In the midst of a global human rights crisis, affecting millions of children worldwide, Child Rights Connect calls on government to pay their regular budget assessments in full and to stand up for the values upon which the United Nations system, in particular the human rights mechanisms, were built.
Delays in UN membership contributions are preventing the human rights mechanisms to undertake their fundamental functions in the midst of a global human rights crisis. As of 25 September 2020, 122 Member States have paid their regular budget assessments in full, as opposed to 127 in September 2019 and 141 in September 2018 (see the figures on the UN webpage).
Child Rights Connect and its members call on governments to stand up for the values upon which the United Nations system, in particular the human rights mechanisms, were built and to act in accordance with the vision set out in the UN Convention on the Rights of the Child.
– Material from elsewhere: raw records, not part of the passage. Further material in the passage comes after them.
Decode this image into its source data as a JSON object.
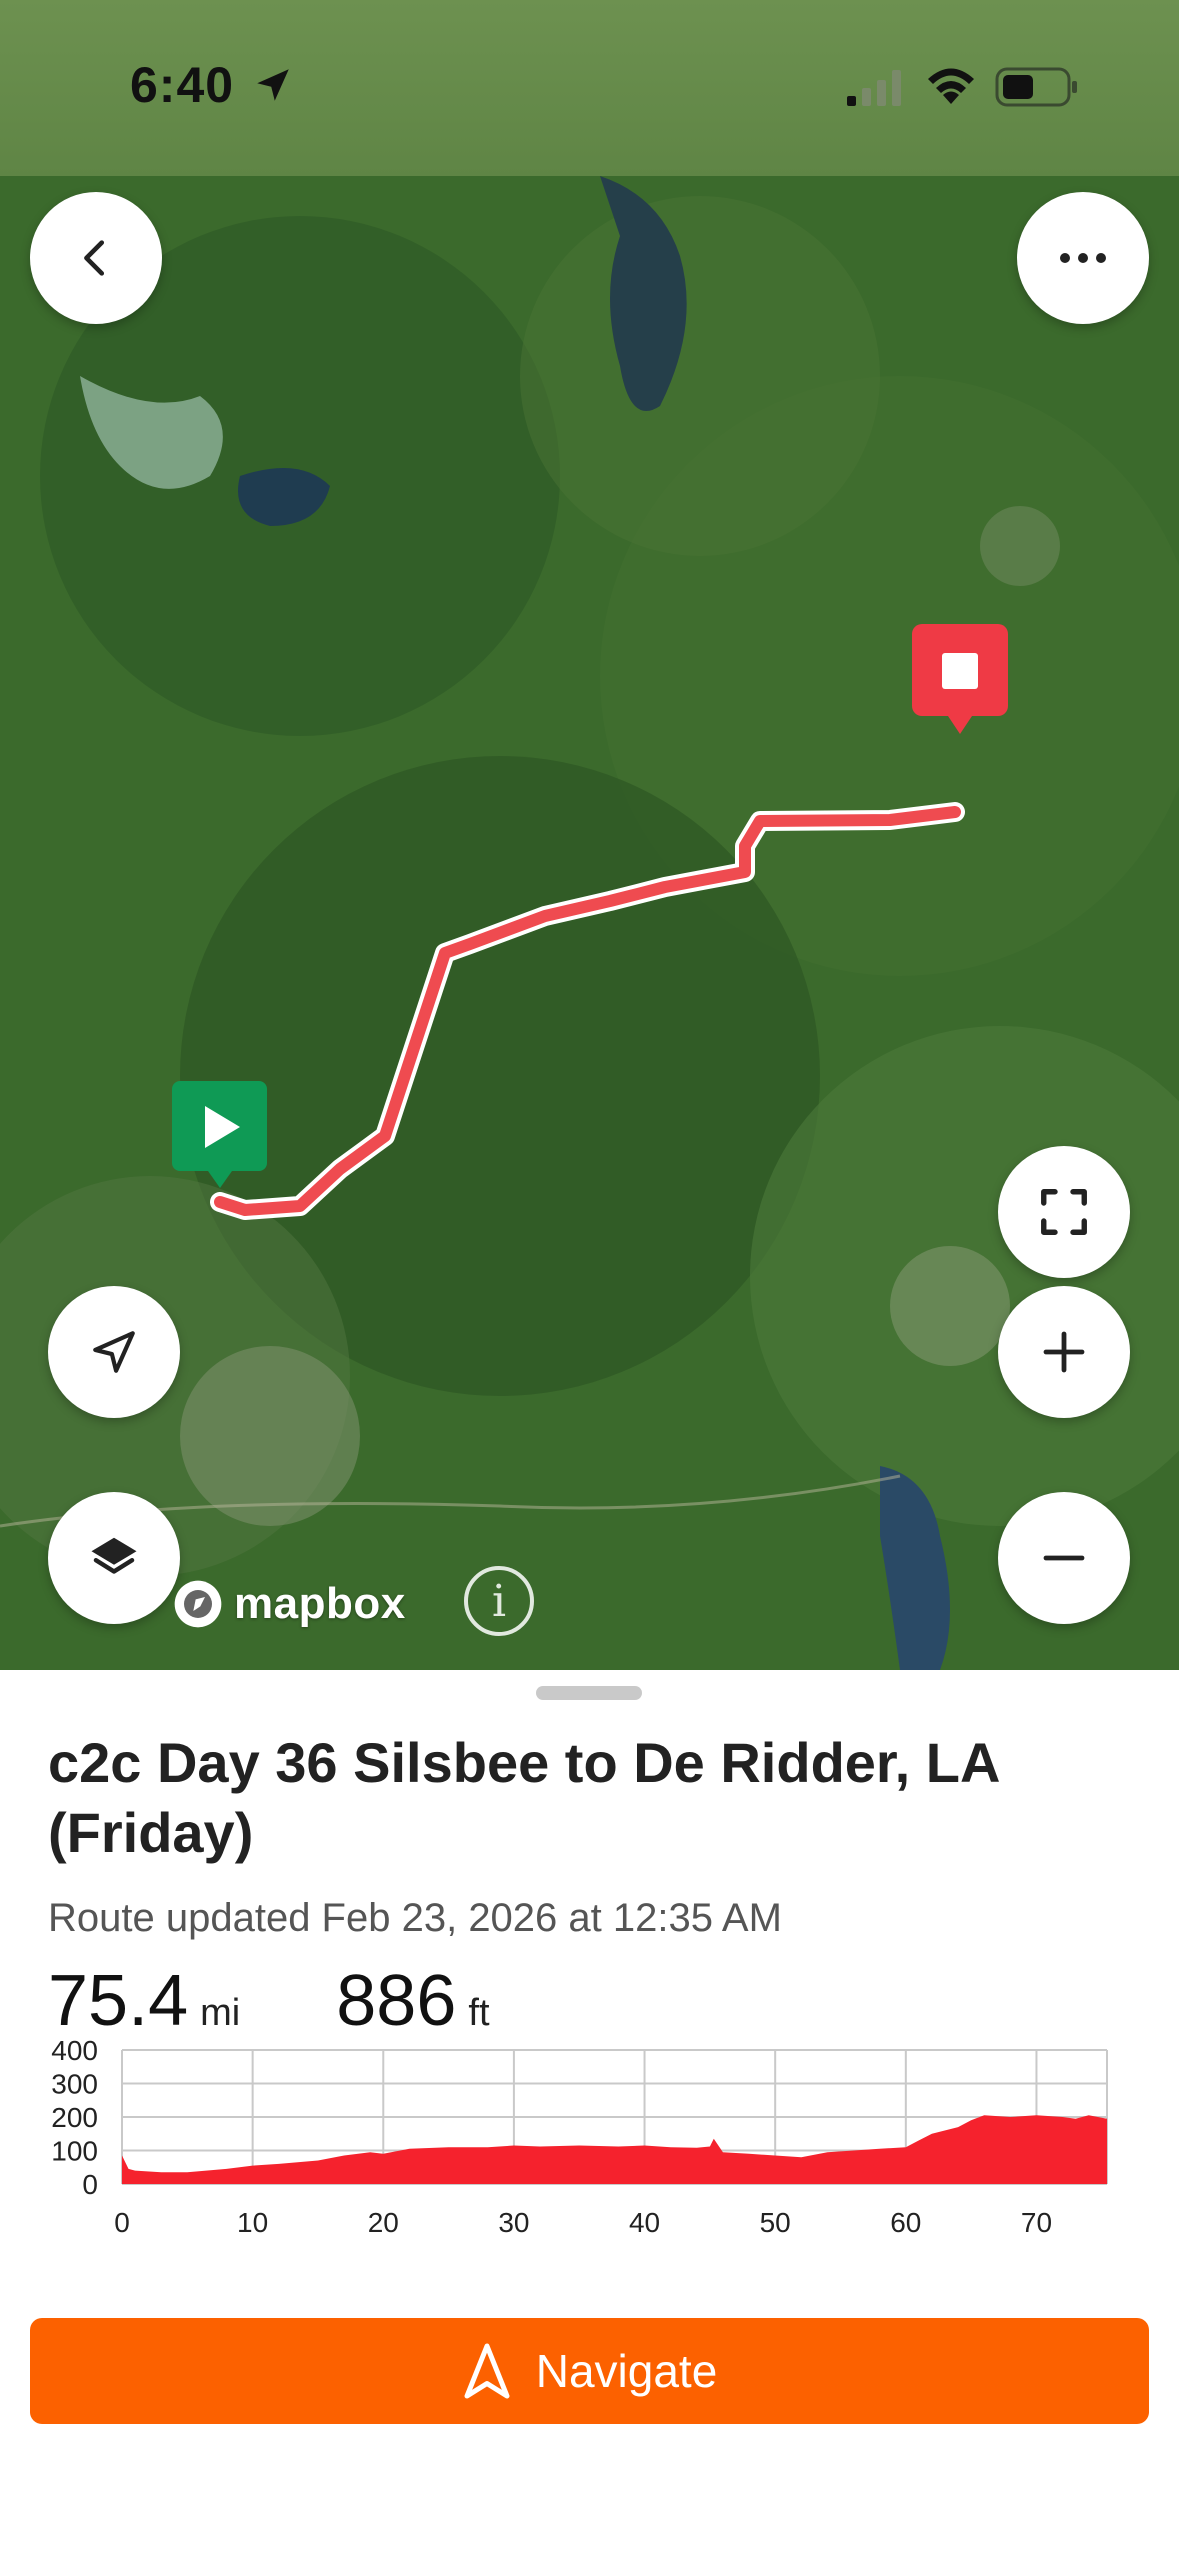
{
  "status_bar": {
    "time": "6:40",
    "icons": [
      "location-arrow-icon",
      "cellular-signal-icon",
      "wifi-icon",
      "battery-icon"
    ]
  },
  "map": {
    "provider_logo": "mapbox",
    "controls": [
      "back-icon",
      "more-icon",
      "fullscreen-icon",
      "locate-icon",
      "zoom-in-icon",
      "layers-icon",
      "zoom-out-icon",
      "info-icon"
    ],
    "colors": {
      "route": "#ef4b50",
      "start_marker": "#0f9a55",
      "end_marker": "#ef3a45"
    }
  },
  "route": {
    "title": "c2c Day 36 Silsbee to De Ridder, LA (Friday)",
    "updated": "Route updated Feb 23, 2026 at 12:35 AM",
    "distance_value": "75.4",
    "distance_unit": "mi",
    "elevation_value": "886",
    "elevation_unit": "ft"
  },
  "chart_data": {
    "type": "area",
    "xlabel": "",
    "ylabel": "",
    "xlim": [
      0,
      75.4
    ],
    "ylim": [
      0,
      400
    ],
    "x_ticks": [
      0,
      10,
      20,
      30,
      40,
      50,
      60,
      70
    ],
    "y_ticks": [
      0,
      100,
      200,
      300,
      400
    ],
    "grid": true,
    "color": "#f5222d",
    "x": [
      0,
      0.5,
      1,
      3,
      5,
      8,
      10,
      12,
      15,
      17,
      19,
      20,
      22,
      25,
      28,
      30,
      32,
      35,
      38,
      40,
      42,
      44,
      45,
      45.3,
      46,
      48,
      50,
      52,
      54,
      56,
      58,
      60,
      61,
      62,
      64,
      65,
      66,
      68,
      70,
      72,
      73,
      74,
      75.4
    ],
    "y": [
      85,
      45,
      40,
      35,
      35,
      45,
      55,
      60,
      70,
      85,
      95,
      90,
      105,
      110,
      110,
      115,
      112,
      115,
      112,
      115,
      110,
      108,
      112,
      135,
      95,
      90,
      85,
      80,
      95,
      100,
      105,
      110,
      130,
      150,
      170,
      190,
      205,
      200,
      205,
      200,
      195,
      205,
      195
    ]
  },
  "navigate_button": {
    "label": "Navigate",
    "icon": "navigation-arrow-icon"
  }
}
The first to denounce this situation were the Chairpersons’ of the UN Treaty Bodies. On 4 August 2020, they issued a statement, where they made a strong call on States and the Secretary-General to fully support the work of human rights treaty bodies, especially in a time of the COVID-19 pandemic which has led to a wide range of human rights violations around the world.
The High-Commissioner for Human Rights, Michelle Bachelet, echoed the same concerns in her letter to Member States of 10 August 2020 where she stated that “the challenges created by the COVID-19 pandemic are significantly compounded by the current financial crisis of the UN Secretariat resulting from unpaid dues of Member States”.
On 28 September 2020, the Coordination Committee of Special Procedures of the Human Rights Council added its voice to highlight that “adequate financing of the Special Procedures has been an issue of concern for several years. At this time, Member States have only paid about 60 percent of their commitments to the United Nations regular budget” (press release here).
Child Rights Connect is equally concerned about this trend as the funding shortfall is undermining the UN system and multilateralism. A direct result of this shortfall was the possibility in 2019, fortunately avoided, of the cancellation of the sessions of the Treaty Bodies. Child Rights Connect a that time issued a press release to state that cancelling the sessions would put the human rights system in jeopardy and would further weaken key accountability mechanisms, such as the UN Committee on the Rights of the Children, which are already significantly underfunded.
The majority of Member States are also worried about this situation. The report of the co-facilitators on the process of the consideration of the state of the UN human rights treaty body system submitted to the UN General Assembly on 14 September 2020 states that “the majority (of States) considers the funding of the treaty body system and the allocation of adequate funding a key priority, with the currently insufficient resources presenting a major challenge both for the treaty bodies and the Secretariat. According to them, the automatic allocation of resources as per General Assembly Resolution 68/268 has not been implemented”.